“The Centre will partner with industry and academia to deliver technology, share knowledge and provide thought leadership to reduce costs, extend field life, and challenge the conventional approach to decommissioning,” Colette Cohen, chief executive officer, the Oil & Gas Technology Centre, said.“With the global decommissioning market set to grow to £80bn over the next decade, we will work with supply chain companies and technology developers in Scotland, and across the UK, to help them develop the capability to meet domestic demand and drive export growth across the world.”

The NDC builds on the world-leading R&D capability at the University of Aberdeen in areas such as decommissioning technologies, predictive modeling, environmental assessment and the economics of decommissioning. “Our research programmes will nurture academic and technical expertise through Ph.D. opportunities that will anchor research talent here in the north-east of Scotland, while the University’s Masters programme and continuous professional development course in decommissioning will provide companies with the opportunity to upskill their staff,” George Boyne, principal of the University of Aberdeen, said.

“By building expertise at all levels – academic and within industry – we will create a competitive advantage for the oil and gas industry, and for decommissioning challenges in the wider energy sector, for example, offshore renewables.”

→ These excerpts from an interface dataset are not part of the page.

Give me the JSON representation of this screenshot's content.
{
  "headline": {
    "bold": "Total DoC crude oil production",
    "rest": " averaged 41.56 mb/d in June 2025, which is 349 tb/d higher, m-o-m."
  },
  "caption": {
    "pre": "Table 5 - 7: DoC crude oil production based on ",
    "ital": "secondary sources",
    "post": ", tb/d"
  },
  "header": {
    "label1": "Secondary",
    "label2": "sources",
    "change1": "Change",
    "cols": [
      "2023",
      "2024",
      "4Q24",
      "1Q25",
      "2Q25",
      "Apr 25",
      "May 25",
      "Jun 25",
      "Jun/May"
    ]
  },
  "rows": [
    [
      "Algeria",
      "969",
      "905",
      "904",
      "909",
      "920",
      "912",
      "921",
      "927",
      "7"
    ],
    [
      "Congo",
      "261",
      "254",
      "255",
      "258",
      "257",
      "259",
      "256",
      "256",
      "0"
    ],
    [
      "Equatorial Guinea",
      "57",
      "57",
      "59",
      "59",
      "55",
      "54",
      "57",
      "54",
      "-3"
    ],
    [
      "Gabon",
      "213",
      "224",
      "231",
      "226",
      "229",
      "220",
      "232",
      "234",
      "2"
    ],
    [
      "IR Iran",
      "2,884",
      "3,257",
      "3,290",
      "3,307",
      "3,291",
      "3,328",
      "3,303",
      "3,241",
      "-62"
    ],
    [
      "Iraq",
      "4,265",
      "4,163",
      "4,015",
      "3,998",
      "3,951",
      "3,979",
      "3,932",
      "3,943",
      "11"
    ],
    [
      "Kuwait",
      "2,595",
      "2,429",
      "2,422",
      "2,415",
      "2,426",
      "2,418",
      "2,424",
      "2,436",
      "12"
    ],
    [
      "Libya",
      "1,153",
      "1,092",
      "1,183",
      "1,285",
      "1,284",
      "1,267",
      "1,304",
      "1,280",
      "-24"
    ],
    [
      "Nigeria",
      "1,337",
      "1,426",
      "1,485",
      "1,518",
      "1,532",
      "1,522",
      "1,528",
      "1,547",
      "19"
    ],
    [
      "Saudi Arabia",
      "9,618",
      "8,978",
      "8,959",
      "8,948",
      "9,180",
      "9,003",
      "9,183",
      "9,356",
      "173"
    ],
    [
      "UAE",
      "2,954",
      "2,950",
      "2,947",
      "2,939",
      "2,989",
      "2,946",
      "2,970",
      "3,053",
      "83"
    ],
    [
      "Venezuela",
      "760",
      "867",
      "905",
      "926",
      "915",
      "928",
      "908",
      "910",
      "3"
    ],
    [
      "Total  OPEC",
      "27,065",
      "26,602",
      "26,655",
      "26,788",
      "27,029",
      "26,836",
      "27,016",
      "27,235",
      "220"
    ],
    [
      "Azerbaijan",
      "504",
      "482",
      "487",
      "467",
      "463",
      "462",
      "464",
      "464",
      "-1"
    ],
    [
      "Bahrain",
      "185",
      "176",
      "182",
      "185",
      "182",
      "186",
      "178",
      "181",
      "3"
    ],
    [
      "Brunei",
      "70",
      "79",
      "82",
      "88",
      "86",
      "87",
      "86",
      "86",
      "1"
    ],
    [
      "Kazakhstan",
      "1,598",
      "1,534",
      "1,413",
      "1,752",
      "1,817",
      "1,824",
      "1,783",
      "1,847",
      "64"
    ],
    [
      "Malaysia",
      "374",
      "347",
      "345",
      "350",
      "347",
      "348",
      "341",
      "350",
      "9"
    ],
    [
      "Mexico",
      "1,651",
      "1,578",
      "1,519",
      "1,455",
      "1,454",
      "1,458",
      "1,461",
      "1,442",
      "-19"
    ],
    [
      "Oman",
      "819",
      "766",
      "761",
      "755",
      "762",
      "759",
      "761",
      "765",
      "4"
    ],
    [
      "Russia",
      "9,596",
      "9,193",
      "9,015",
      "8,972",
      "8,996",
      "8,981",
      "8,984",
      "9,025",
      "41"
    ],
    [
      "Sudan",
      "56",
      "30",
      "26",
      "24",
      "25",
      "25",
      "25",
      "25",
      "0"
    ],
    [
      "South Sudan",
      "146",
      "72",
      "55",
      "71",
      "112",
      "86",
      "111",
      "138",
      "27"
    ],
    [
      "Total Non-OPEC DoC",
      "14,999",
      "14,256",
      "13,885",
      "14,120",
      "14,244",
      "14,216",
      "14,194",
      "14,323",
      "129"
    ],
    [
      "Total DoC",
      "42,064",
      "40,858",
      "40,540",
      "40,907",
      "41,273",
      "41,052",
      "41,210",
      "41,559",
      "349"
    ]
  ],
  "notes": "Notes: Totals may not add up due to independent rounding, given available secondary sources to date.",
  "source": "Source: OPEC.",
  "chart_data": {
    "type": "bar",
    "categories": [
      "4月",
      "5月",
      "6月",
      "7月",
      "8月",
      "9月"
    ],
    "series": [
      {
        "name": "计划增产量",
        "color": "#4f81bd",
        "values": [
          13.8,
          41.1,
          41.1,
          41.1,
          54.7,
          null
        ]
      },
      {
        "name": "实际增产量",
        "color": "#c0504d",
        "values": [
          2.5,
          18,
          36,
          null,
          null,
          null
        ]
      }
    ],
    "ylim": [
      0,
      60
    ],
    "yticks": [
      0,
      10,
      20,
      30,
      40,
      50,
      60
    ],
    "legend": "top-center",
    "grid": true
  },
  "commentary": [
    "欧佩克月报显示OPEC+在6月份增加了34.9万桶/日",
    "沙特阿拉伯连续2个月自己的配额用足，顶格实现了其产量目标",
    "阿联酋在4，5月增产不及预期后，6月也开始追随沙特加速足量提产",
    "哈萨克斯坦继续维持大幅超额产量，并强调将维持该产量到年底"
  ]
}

The NDC is home to the most powerful industrial laser at any UK academic institution, a state-of-the-art digital visualization and collaboration suite, and a supercomputer cluster enabling the fast simulation and modeling of innovative decommissioning scenarios. This includes facilities for technology trials and rapid prototyping, with a hyperbaric testing vessel that can simulate ocean conditions of 6,500m, an indoor freshwater immersion tank, environmental chambers for temperature testing from -40C to +180C and hangar space for the design and construction of decommissioning technology.